§ 51(5) (1988).  Although it may be conceivable that the contract could have
been performed within one year, the court correctly looked to the
circumstances in this case to conclude that the parties plainly manifested an
intent that the contract was not to be performed within one year. 
Longscope v. Lucerne in Maine Community Ass'n, 127 Me. 282, 284 143 A.
64, 65 (1928).  
	[¶6]  Great Hill argues that Furbush's performance of the contract
removed it from the Statute of Frauds.  It invoked a doctrine based on
principles of equitable estoppel recently applied in Landry v. Landry, 641
A.2d 182 (Me. 1994):  "After having induced or knowingly permitted
another to perform in part an agreement, on the faith of its full performance
by both parties and for which he could not well be compensated except by
specific performance, the other shall not insist that the agreement is void
[for lack of a writing]."  Id. at 183 (citing Bell v. Bell, 151 Me. 207, 211, 116
A.2d 921, 923 (1955) (quoting Woodbury v. Gardner, 77 Me. 68, 70 (1885)). 
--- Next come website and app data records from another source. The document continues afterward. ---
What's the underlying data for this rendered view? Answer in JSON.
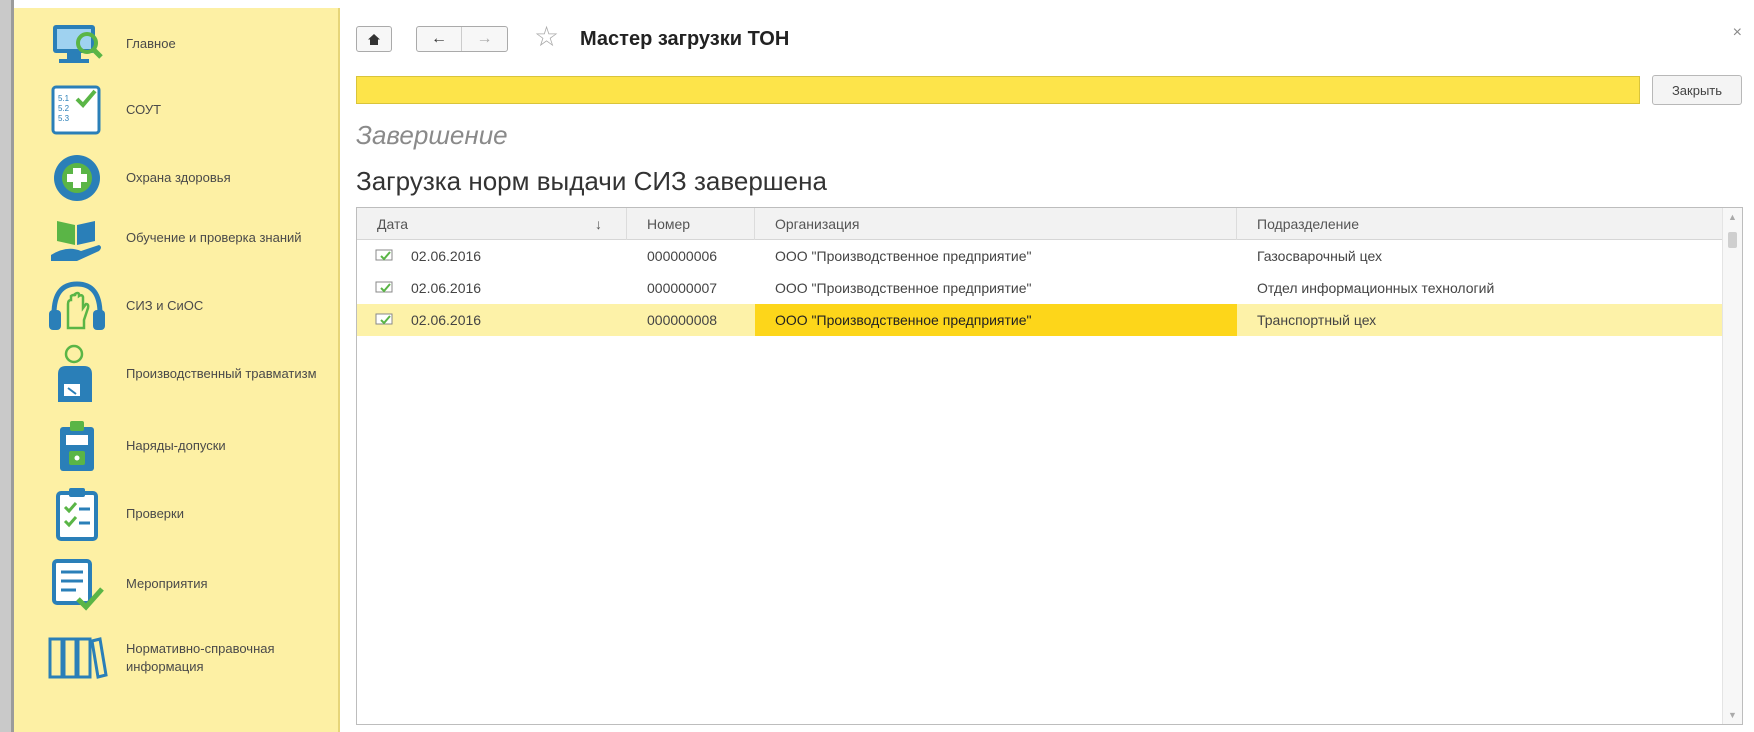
{
  "sidebar": {
    "items": [
      {
        "label": "Главное",
        "icon": "monitor-search-icon"
      },
      {
        "label": "СОУТ",
        "icon": "checklist-icon"
      },
      {
        "label": "Охрана здоровья",
        "icon": "medical-cross-icon"
      },
      {
        "label": "Обучение и проверка знаний",
        "icon": "book-hand-icon"
      },
      {
        "label": "СИЗ и СиОС",
        "icon": "glove-headphones-icon"
      },
      {
        "label": "Производственный травматизм",
        "icon": "injured-person-icon"
      },
      {
        "label": "Наряды-допуски",
        "icon": "clipboard-lock-icon"
      },
      {
        "label": "Проверки",
        "icon": "clipboard-check-icon"
      },
      {
        "label": "Мероприятия",
        "icon": "list-check-icon"
      },
      {
        "label": "Нормативно-справочная информация",
        "icon": "binders-icon"
      }
    ]
  },
  "header": {
    "title": "Мастер загрузки ТОН",
    "close_symbol": "×"
  },
  "progress": {
    "value": 1.0,
    "color": "#fde44a"
  },
  "close_button_label": "Закрыть",
  "subtitle": "Завершение",
  "heading": "Загрузка норм выдачи СИЗ завершена",
  "table": {
    "columns": [
      "Дата",
      "Номер",
      "Организация",
      "Подразделение"
    ],
    "sort_indicator": "↓",
    "rows": [
      {
        "date": "02.06.2016",
        "number": "000000006",
        "org": "ООО \"Производственное предприятие\"",
        "dept": "Газосварочный цех"
      },
      {
        "date": "02.06.2016",
        "number": "000000007",
        "org": "ООО \"Производственное предприятие\"",
        "dept": "Отдел информационных технологий"
      },
      {
        "date": "02.06.2016",
        "number": "000000008",
        "org": "ООО \"Производственное предприятие\"",
        "dept": "Транспортный цех"
      }
    ],
    "selected_row": 2
  },
  "colors": {
    "sidebar_bg": "#fdf0a4",
    "accent_yellow": "#fdd61a",
    "icon_blue": "#2a7fb8",
    "icon_green": "#5ab546"
  }
}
The doctrine's rationale was explained in Busque v. Marcou, 147 Me. 289,
295, 82 A.2d 873, 876 (1952): "Relief because of the partial or full
performance of the contract is usually granted in equity on the ground that
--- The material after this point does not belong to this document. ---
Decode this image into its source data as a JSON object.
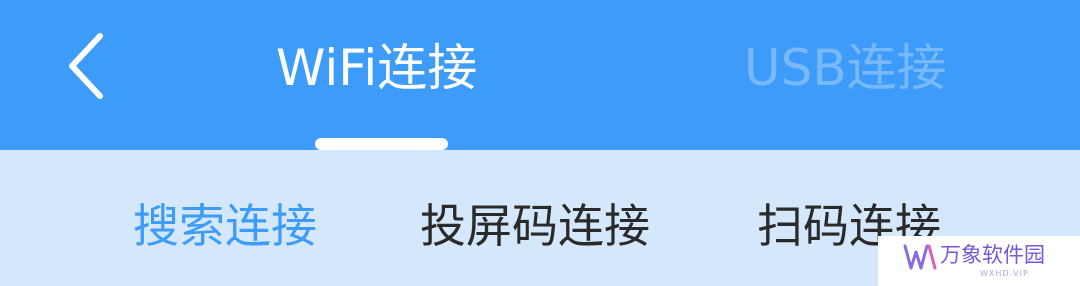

the party who has so performed has been induced by the other party to
irretrievably change his position and that to refuse relief according to the
terms of the contract would otherwise amount to a fraud upon his rights."  
	[¶7]  Great Hill seeks relief that is within the scope of the court's
equitable powers.  Both the grant of equitable relief and the withholding of
such a relief are addressed to the sound discretion of the court.  See
Dunham v. Hogan, 143 Me. 142, 56 A.2d 550 (1948).  As we stated in Fortin
v. Willinski, 142 Me. 372, 379, 53 A.2d 266, 269 (1947), "A decree of
specific performance can never be claimed as a matter of right."  In this
case, Shapleigh paid Furbush market value for the gravel and fill he removed
during the course of their dealings.  Furbush was not induced to take
discounted payments in reliance on the promise of reclamation by
Shapleigh.  The court decided that the application of the statute of frauds
would not amount to a fraud on the rights of Furbush.  In these
circumstances, we cannot say that the court was compelled to conclude
otherwise.  
	[¶8]  Finally, we find no error in the court's evidentiary rulings that are
challenged on appeal.  
	The entry is:
				Judgment affirmed. 

Attorney for plaintiff: Michael E. Chubrich, Esq. Eldredge, Cubrich & Harrigan, P. A. P O Box 1591 Portsmouth, N.H. 03802-1591 Attorneys for Defendant: William C. Knowles, Esq. Carl E. Kandutsch, Esq. Verrill & Dana P O Box 586 Portland, ME 04112-0586
FOOTNOTES******************************** {1}. 33 M.R.S.A. § 51(5) 1988).